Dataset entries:
▼

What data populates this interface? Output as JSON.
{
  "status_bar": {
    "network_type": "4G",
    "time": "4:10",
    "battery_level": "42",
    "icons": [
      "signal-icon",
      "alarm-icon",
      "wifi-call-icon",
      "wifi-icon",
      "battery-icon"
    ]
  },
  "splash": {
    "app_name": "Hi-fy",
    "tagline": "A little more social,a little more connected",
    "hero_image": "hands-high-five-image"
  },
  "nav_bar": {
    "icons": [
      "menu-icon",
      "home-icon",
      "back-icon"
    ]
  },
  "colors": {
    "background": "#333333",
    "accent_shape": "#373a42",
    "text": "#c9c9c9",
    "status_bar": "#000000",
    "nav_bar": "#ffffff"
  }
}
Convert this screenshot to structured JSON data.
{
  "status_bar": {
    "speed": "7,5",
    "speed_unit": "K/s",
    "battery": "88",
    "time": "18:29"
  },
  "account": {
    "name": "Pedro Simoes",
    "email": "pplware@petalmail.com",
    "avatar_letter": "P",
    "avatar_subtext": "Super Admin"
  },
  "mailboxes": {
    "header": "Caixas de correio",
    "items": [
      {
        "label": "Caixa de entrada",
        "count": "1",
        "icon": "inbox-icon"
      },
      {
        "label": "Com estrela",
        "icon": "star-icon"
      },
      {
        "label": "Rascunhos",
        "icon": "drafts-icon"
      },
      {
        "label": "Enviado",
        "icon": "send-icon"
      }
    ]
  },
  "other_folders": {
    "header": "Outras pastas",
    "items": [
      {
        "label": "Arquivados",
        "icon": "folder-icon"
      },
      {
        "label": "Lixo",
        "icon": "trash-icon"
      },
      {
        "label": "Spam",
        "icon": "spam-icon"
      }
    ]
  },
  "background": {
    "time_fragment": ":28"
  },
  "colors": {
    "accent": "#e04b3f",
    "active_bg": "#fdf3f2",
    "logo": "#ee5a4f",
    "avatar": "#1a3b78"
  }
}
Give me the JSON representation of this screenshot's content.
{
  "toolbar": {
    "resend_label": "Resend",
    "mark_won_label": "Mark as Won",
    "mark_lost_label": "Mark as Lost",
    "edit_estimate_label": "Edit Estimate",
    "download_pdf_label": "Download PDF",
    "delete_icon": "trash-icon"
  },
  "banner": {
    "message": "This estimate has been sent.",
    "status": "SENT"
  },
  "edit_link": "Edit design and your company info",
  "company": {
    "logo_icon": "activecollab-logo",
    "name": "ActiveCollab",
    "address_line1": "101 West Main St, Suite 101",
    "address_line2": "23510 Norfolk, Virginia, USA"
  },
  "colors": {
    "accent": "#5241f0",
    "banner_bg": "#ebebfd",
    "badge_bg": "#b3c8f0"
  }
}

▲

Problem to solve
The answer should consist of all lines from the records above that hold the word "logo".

Task output
    "logo": "#ee5a4f",
    "logo_icon": "activecollab-logo",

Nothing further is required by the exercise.